This much is certain: Ponson weighed 250 pounds when the Orioles traded him to the San Francisco Giants last July for three young pitchers. After re-signing with the Orioles, he reported to spring training camp in February at 265 pounds. And he currently weighs 255 pounds. While some pitchers, such as David Wells, have been successful despite weight issues and questionable conditioning habits, many in the Orioles' camp feel Ponson is cheating the team.
"It was really a slap in the face to the Orioles when he showed up in spring training in the kind of shape he did," said Hall of Fame pitcher Jim Palmer, who now serves as an analyst on Orioles telecasts. "There are too many variables in this game that you can't control to let yourself be undone by a variable you can control."
According to a source familiar with the contract negotiations, at one point the Orioles proposed a weight clause -- such as the one in the contract of catcher Javy Lopez, who loses money when he is over a prescribed weight. However, a weight clause for Ponson was never agreed upon. Flanagan and Barry Praver, Ponson's agent, declined to comment.
"It was all part of the negotiations," Flanagan said. "I don't really want to get into the specifics of the negotiations."
Meantime, Ponson insists his problems this season are the result simply of making bad pitches at the least opportune times. Earlier in the season, he was mechanically out of whack, he said, but now he feels in fine form.
"It's definitely frustrating for me and my teammates, that I'm not throwing the ball very good right now," he said. "But if I keep working hard, things will turn around." He added: "I know I'm having a bad stretch right now, and not to point fingers or nothing, but look at the tapes. [The Yankees] are getting calls [from the umpires] that we don't get. And it seems like every time they get a break, they take advantage of it. It's amazing. You can't do nothing about it."
Asked about the opinion of fans who say he is too overweight and too complacent to win, Ponson responded, "If I'm winning, I bet no one says this stuff. You can't do anything about the fans. If they're better than us, they should be playing. They look for the obvious and run with it. . . . It doesn't concern me. If things go right, it doesn't matter how you look or what you do. If things go wrong, they will always find something. That's life."
As for the implication that Ponson has grown satisfied after signing his big contract this winter, Praver said, "Anyone who would say that about Sidney doesn't know Sidney."
Still, Ponson's apparent lack of conditioning is maddening to those connected with the team who say his vast potential is being wasted. And according to Palmer, the behavior is reckless, particularly in the wake of teammate Steve Bechler's death because of heat stroke brought on by ephedra use in February 2003.
"Part of the responsibility of being a professional athlete is you show up in shape," Palmer said. "The tragic irony of Steve Bechler's death is that the one guy came in overweight. The other guy came in overweight. One guy makes a minor league salary; the other makes $4 million. The one guy dies tragically, and the other guy keeps carrying around extra weight and gets a huge contract. That's irresponsible.
"Now, fast-forward to this year. [The Orioles] said, 'Sidney, you're our guy.
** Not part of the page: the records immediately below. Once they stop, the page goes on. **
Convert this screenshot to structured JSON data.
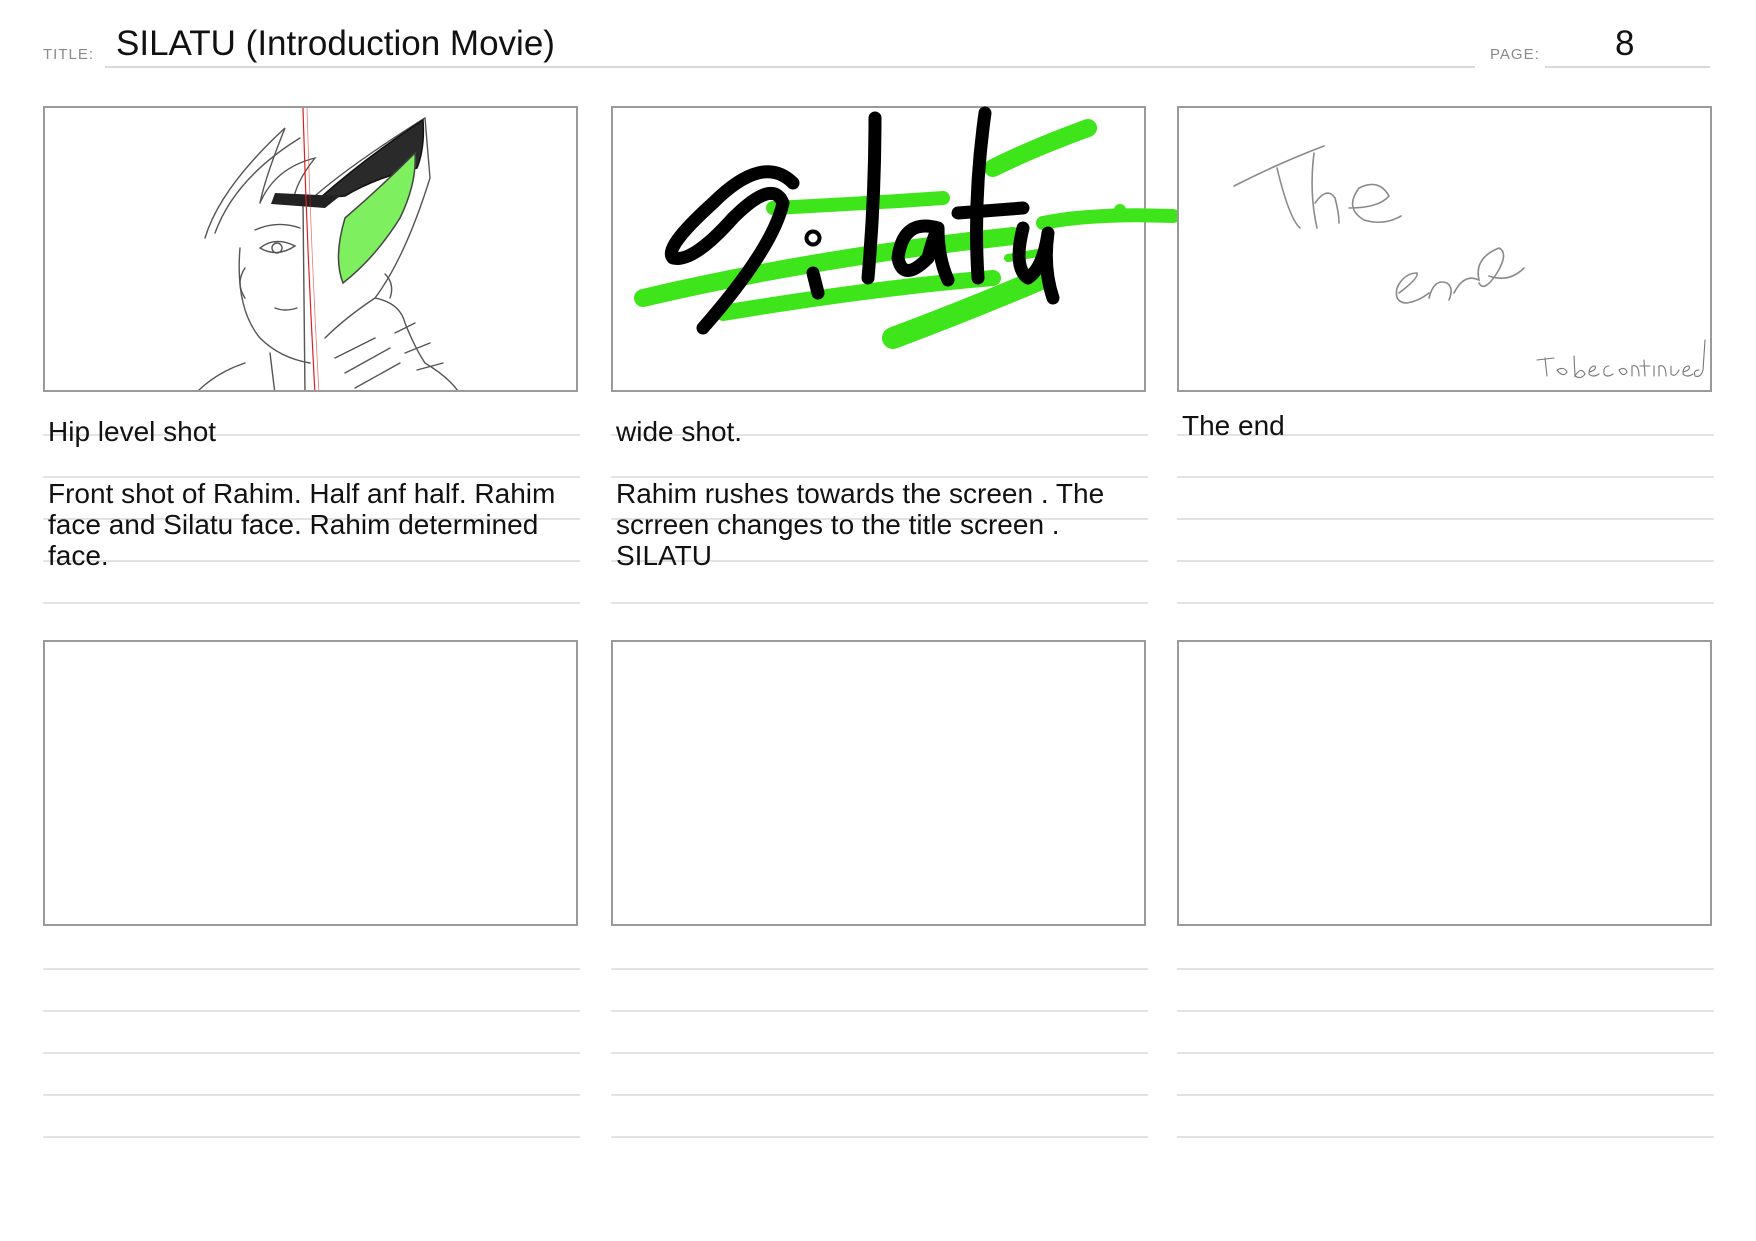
{
  "header": {
    "title_label": "TITLE:",
    "title": "SILATU (Introduction Movie)",
    "page_label": "PAGE:",
    "page_number": "8"
  },
  "panels": [
    {
      "drawing": "sketch of Rahim, half face and half Silatu helmet with green visor",
      "shot": "Hip level shot",
      "description": "Front shot of Rahim. Half anf half. Rahim\nface and Silatu face. Rahim determined\nface."
    },
    {
      "drawing": "Silatu title logo lettering with green brush strokes",
      "logo_text": "Silatu",
      "shot": "wide shot.",
      "description": "Rahim rushes towards the screen . The\nscrreen changes to the title screen .\nSILATU"
    },
    {
      "drawing": "handwritten The end",
      "handwritten_1": "The",
      "handwritten_2": "end",
      "handwritten_3": "To be continued",
      "shot": "The end",
      "description": ""
    },
    {
      "shot": "",
      "description": ""
    },
    {
      "shot": "",
      "description": ""
    },
    {
      "shot": "",
      "description": ""
    }
  ],
  "colors": {
    "accent_green": "#3ee51a",
    "panel_border": "#9a9a9a",
    "rule": "#e3e3e3"
  }
}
We like the fact you want the ball, and that you eat up innings. But you have to be a leader.' Maybe it's too much to ask for him to be a role model, or to change his life. So was it a bad decision [to give Ponson the contract]? That's up to Sidney. It is if he doesn't make every effort to make himself better."
3-6, 6.48 ERA